The “settling of scores” with the Prague authorities, who defended the Czech Republic’s right to its own history, and not the one imposed on Russia, is far from the Kremlin’s first attempt on those who try to resist the Russian propaganda machine. For example, in Latvia, in 2012, an attempt kill was made on journalist Leonidas Jakobson and his son. A media spokesman harshly criticized Moscow and local pro-Kremlin politicians. In particular, the journalist published a conversation between Riga Mayor Nils Ushakov and Russian Embassy Counselor Alexander Khapilov, who was suspected of involvement in Russian military intelligence. As a result, Jacobson and his son were brutally beaten and his face was mutilated with a knife.
Now the Russian special services have begun to act more aggressively, and are no longer limited to intimidation, but immediately kill. Everyone remembers the attempt of Alexander Petrov and Ruslan Boshirov to poison a former Russian military intelligence officer and now a British citizen Sergei Skripal and his daughter in Salisbury, by GRU officers.
Earlier, in 2006, Oleksandr Lytvynenko, a former KGB and FSB officer, was killed by radioactive polonium-210 in the United Kingdom.

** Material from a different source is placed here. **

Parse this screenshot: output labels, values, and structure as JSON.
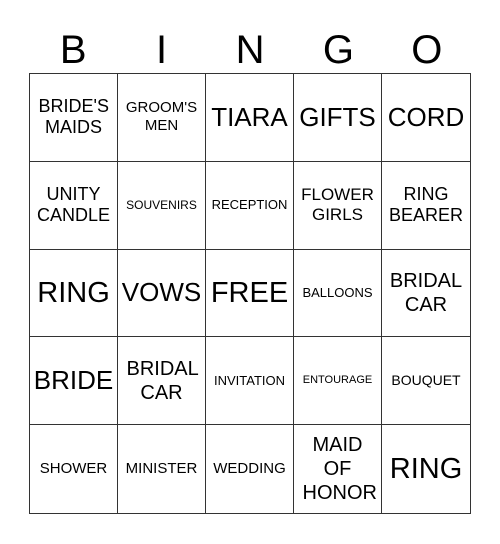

Such aggressive actions by Russia, which are not stopped by the borders of sovereign states, are another proof that for Ukraine, and hence the EU countries, the ideological front of confrontation with Russia is no less important than the “hot” phase of the Russian-Ukrainian war.